The projects in Rose’s Candyman are an apocalypse, home to an egregious liberal fantasy of an oppressed and impoverished underclass. Kindhearted single mothers who work low-wage jobs deliver monologues in a theatrical Ebonics. Orphaned children roam the streets. The mass of Black families is treated as a nameless, faceless, childish people prone to superstitions and living under the shadow of an unforgiving god. The film offers up a racialized poverty Kabuki in which pain is the chief characteristic of Blackness. It doesn’t help that the imagined backstory for Candyman, dreamed up by Rose, is that he was violently murdered for lusting after a white woman, as if even in our victimization, proximity to whiteness remains a forbidden prize.
Horror noire, the 2019 documentary on Black horror based on Robin R. Means Coleman’s book of the same title, proposes that one of the first mainstream films in the genre was not billed as one. D. W. Griffith’s The Birth of a Nation, released in 1915, dramatizes the heroic—in its view—formation of the Ku Klux Klan, which rides to the rescue of white people everywhere when a libidinous Black man named Gus (portrayed in blackface) assaults a fragile white woman. If horror plays on the audience’s fears as a means of entertainment, The Birth of a Nation would have done so in entirely opposite ways for the country’s Black and white viewers. For white people, the character of Gus functioned as something like a predecessor to Jason Voorhees in Friday the 13th and Freddy Krueger in A Nightmare on Elm Street, an unrepentant monster who is coming for you and all that you love unless he is stopped. The film depicts the ultimate lynching of Gus as a valiant and noble act. Shortly after its release, the movie was screened at the White House for President Woodrow Wilson and his Cabinet.
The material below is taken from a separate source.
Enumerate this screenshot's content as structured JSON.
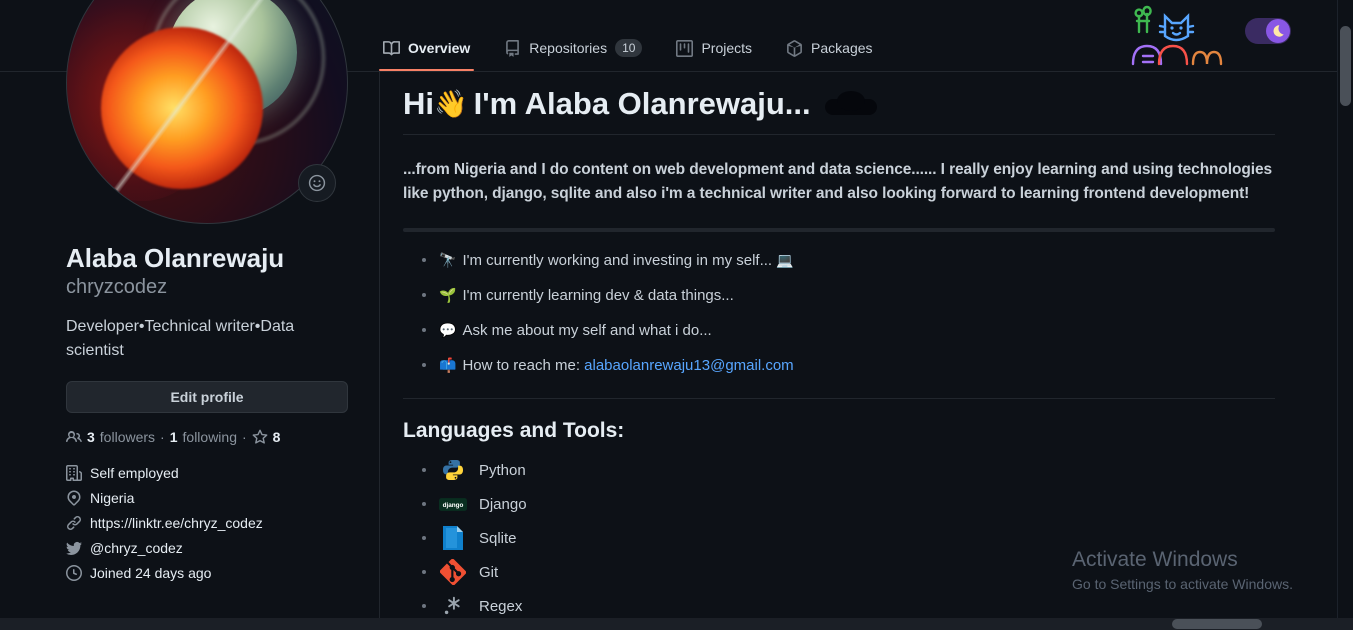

The Birth of a Nation is still considered path-breaking, one of the most important films in early American cinema. Therein lies the horror for the country’s Black population.